O’Neil: Seahawks have a new identity — the team you can’t put away
The Seahawks used to swagger.
Now they’re steady.
They used to be a team that entered without knocking and busted up your house for three hours before leaving without saying goodbye.
Now, they’re the opponent that’s friendly enough, respectful even, but you can’t get rid of no matter how hard you try, and in fact no matter how hard they try to shoot themselves in the foot.
In the wake of Seattle’s second overtime victory in the span of nine days, we should all pause to note that this team clearly has a different identity this time around, one that was on full display Monday night in Santa Clara, Calif.
The Seahawks are that team that remains calm in the face of a double-digit deficit, unfazed by a pair of red-zone turnovers and so stone-cold resilient that they can stare down their own overtime screw up to knock off the last unbeaten team in the NFL.
These Seahawks are Russell Wilson’s deadpan demeanor in the face of a double-digit deficit.

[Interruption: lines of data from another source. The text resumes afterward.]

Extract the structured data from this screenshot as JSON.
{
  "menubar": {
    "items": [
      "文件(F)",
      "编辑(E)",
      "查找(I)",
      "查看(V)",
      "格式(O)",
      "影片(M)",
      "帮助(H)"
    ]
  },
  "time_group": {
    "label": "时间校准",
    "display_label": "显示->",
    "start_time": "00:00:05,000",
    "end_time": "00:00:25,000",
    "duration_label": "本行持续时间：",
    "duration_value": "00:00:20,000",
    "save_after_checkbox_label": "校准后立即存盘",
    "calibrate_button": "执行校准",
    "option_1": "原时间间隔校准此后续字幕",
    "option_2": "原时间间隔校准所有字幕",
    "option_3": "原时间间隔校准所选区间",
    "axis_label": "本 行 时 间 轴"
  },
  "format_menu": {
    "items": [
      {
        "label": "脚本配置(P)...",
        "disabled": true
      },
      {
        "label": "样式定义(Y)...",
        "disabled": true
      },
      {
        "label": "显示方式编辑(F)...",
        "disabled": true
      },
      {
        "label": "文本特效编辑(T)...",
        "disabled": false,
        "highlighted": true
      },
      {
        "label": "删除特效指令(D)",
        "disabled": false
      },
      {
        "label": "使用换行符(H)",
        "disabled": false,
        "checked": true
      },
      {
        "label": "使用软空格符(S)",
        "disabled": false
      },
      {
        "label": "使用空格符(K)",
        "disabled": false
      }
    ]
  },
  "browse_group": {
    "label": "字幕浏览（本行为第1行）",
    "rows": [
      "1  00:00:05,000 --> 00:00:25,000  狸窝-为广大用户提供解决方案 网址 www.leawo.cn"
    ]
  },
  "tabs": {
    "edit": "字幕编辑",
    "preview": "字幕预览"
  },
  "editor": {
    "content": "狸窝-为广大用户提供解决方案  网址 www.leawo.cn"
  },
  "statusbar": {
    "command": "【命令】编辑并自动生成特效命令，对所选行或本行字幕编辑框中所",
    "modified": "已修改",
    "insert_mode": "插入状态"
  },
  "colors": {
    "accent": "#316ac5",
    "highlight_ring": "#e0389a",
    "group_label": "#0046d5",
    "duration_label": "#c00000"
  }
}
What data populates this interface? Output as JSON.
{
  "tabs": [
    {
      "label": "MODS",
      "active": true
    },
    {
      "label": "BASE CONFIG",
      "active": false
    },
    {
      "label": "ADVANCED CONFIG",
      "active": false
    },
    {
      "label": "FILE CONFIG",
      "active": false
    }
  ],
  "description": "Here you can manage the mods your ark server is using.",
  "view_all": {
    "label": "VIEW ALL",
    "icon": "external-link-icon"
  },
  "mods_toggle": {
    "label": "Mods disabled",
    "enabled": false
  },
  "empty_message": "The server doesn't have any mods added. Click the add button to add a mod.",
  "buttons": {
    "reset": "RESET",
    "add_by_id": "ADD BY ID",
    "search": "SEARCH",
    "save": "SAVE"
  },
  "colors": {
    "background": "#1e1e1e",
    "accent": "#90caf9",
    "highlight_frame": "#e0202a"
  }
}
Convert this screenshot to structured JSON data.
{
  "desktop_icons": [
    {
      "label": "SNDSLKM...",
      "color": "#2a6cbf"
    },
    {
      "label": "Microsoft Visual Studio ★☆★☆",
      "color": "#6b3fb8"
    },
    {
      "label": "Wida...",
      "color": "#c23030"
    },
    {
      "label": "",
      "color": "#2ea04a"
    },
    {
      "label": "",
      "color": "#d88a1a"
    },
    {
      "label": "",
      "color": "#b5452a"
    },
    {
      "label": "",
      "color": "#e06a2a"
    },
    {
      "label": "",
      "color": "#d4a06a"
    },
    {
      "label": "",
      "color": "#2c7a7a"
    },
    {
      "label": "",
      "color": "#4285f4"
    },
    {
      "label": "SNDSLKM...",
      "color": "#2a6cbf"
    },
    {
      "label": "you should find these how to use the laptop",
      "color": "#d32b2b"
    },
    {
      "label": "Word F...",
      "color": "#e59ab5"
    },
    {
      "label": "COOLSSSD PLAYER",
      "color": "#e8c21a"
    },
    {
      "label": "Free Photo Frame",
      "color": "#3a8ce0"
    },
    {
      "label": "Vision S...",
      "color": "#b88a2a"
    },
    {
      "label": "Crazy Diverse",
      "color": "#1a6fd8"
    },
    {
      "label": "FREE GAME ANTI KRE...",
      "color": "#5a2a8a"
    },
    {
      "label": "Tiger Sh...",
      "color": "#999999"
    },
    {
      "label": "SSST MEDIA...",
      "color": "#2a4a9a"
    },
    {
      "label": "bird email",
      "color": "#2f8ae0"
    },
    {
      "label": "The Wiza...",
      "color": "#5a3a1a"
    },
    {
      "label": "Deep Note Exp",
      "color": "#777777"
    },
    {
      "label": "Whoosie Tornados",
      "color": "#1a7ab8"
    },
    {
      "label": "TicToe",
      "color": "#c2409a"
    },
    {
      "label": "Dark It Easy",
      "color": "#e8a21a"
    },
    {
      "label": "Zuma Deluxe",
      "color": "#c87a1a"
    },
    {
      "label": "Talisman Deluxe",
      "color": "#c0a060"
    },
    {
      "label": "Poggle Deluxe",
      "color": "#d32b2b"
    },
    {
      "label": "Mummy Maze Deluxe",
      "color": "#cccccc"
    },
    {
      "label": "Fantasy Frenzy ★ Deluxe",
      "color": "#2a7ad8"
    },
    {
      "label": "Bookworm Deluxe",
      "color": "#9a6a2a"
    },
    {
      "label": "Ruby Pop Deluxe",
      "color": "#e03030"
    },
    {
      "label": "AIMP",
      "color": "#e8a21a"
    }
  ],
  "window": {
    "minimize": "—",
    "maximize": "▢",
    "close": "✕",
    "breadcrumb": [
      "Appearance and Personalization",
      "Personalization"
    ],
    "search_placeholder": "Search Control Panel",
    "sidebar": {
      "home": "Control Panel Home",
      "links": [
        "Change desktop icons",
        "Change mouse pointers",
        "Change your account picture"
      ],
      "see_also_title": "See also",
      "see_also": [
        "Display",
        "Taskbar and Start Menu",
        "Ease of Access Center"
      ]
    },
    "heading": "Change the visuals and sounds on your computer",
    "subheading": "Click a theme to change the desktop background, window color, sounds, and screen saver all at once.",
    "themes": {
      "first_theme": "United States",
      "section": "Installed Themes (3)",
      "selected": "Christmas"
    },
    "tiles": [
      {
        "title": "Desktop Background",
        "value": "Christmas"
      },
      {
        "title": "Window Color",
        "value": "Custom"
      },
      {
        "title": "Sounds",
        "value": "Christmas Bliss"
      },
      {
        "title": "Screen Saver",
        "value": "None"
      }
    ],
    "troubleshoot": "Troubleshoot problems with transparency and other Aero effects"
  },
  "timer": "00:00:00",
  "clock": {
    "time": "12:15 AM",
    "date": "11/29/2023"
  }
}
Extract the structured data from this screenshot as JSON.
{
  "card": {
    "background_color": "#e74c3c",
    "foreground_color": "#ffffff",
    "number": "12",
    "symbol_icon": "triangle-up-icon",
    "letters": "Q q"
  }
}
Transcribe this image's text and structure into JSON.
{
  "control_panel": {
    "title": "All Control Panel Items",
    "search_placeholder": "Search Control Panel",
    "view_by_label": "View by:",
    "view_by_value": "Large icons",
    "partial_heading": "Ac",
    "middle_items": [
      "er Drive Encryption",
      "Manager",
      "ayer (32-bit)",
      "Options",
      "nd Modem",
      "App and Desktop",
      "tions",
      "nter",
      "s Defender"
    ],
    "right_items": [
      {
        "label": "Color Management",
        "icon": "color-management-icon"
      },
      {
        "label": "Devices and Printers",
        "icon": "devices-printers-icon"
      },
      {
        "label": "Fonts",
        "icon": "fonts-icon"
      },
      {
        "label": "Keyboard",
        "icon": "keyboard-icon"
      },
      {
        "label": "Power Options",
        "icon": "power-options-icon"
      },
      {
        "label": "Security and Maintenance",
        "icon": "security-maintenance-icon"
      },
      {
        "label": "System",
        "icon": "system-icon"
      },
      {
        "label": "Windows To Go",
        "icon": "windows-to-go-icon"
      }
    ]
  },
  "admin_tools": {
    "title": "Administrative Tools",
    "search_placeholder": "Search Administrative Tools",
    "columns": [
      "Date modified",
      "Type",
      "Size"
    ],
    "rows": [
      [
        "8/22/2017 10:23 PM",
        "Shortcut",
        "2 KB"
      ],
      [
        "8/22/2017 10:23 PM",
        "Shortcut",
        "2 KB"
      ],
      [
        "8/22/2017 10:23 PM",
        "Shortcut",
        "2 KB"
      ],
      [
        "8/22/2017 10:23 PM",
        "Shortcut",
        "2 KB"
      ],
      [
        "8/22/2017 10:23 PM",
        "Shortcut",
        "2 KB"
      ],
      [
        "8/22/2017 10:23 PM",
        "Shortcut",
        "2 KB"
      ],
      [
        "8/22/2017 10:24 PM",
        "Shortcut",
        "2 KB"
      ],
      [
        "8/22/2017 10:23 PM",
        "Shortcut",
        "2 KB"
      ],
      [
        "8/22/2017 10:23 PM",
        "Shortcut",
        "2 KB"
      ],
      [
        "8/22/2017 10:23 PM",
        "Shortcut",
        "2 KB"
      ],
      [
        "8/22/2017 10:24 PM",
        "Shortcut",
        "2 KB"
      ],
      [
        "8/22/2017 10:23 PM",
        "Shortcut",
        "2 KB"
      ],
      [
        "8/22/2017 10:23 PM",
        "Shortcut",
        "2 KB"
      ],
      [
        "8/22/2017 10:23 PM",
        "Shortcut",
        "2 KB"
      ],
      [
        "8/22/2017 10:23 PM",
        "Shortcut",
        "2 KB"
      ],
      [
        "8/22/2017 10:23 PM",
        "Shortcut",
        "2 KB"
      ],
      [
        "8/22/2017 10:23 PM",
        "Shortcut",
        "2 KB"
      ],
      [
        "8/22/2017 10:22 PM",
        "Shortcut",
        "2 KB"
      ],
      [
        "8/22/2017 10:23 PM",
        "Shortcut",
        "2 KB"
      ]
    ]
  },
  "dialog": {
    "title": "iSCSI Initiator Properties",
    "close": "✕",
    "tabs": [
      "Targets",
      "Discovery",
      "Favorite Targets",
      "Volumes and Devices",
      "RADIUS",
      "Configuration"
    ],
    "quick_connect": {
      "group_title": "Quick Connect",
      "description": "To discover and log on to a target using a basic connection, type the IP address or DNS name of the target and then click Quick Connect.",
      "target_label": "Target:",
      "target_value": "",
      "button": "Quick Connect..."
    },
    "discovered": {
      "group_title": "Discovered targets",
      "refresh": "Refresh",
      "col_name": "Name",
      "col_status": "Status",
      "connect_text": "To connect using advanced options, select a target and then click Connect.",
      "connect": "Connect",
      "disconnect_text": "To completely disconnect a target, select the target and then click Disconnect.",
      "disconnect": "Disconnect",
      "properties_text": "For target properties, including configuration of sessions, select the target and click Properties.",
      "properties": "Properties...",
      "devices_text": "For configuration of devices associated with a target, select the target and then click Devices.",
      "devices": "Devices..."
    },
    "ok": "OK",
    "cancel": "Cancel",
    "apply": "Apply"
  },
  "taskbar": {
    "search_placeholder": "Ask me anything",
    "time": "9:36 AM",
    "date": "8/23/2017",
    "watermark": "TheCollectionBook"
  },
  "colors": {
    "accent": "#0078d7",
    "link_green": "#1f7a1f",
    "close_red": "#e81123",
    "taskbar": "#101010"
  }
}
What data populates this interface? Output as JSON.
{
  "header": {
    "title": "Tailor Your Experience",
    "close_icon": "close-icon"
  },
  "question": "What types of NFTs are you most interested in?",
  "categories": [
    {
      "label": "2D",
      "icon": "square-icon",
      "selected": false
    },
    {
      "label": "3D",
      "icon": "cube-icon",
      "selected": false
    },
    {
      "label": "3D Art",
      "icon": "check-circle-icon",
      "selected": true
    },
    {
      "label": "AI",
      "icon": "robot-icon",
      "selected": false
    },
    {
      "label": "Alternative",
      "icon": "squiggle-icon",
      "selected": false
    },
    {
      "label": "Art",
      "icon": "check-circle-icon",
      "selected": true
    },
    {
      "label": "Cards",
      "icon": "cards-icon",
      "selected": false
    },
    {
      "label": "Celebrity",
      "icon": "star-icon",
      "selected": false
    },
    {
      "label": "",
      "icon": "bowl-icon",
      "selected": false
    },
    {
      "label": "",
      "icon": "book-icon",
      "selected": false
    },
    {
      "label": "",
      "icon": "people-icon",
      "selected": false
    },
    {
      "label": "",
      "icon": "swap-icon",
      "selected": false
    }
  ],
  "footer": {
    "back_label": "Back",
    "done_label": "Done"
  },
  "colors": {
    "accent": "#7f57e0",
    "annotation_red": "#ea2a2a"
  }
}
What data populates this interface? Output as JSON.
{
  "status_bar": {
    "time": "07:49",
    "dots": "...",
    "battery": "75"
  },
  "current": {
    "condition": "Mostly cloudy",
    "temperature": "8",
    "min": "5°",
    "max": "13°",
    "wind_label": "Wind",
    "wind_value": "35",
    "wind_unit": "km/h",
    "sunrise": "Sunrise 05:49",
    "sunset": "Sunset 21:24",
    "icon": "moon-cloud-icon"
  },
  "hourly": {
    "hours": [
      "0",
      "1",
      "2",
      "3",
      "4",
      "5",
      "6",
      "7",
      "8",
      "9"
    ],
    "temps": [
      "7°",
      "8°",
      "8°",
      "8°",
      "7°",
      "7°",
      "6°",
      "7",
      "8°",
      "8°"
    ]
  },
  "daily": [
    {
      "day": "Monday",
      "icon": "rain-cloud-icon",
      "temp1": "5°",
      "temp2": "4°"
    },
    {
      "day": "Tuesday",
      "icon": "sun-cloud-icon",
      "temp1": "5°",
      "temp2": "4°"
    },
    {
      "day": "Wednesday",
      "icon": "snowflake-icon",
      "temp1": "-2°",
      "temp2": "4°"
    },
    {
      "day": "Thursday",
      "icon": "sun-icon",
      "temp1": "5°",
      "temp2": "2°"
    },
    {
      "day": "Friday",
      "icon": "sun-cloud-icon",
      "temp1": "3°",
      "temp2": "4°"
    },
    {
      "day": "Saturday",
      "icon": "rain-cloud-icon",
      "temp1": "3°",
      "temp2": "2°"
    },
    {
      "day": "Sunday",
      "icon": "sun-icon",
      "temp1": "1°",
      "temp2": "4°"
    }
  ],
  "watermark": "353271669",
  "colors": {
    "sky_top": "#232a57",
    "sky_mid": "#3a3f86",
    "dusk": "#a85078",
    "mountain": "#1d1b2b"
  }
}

They are Shaquill Griffin’s determination to come back to make a play, stretching every inch of his frame in a headlong dive to deflect a pass thrown to a receiver who had run past him.
They are Duane Brown – with a strained biceps and sore knee – running from the opposite side of the field to keep a 49ers linebacker from breaking a fifth tackle to return an interception for the game-winning touchdown.
This is no longer the team that swaggered and strutted its way to back-to-back Super Bowls. It doesn’t have that team’s personality nor its volatility, and there’s still a long way to go before we can say that they’re anywhere near as good, but we know one thing for sure about this season’s version of the Seattle Seahawks: They are incredibly tough to put away.
They’ve got alligator blood, as Teddy KGB famously described it in “Rounders.” You can’t get rid of them. They’re going to keep hanging around, hanging around and pretty soon we will stop shaking our heads at the field-goal attempts that opponents happen to miss and notice that when one team so consistently gives itself a chance to win, it’s going to catch a few breaks in those decisive moments.
The fact that all this happened in a game against the division rival that currently employs the player who best embodied the swagger of that Seahawks team that won the Super Bowl only made the difference more stark.
Seattle doesn’t intend to go anywhere. The Seahawks made that clear on Monday night in San Francisco in a game that was as puzzling as it was exciting. The Seahawks ground their gears for most of the first quarter, scored 21 points off San Francisco turnovers and won only after a replacement kicker hooked an eminently make-able field goal. But just about the time you want to chalk Seattle’s second overtime victory in nine days up to good fortune, you remember that Seattle won in spite of committing four turnovers, two of which were within 20 yards of the opponent’s end zone. And this Seahawks defense – which couldn’t seem to force so much as a punt the previous two games – kept the 49ers offense from reaching the end zone for the final 57 minutes of the game.
That gave Seattle a chance on Monday, and many times, that’s all that these Seahawks need.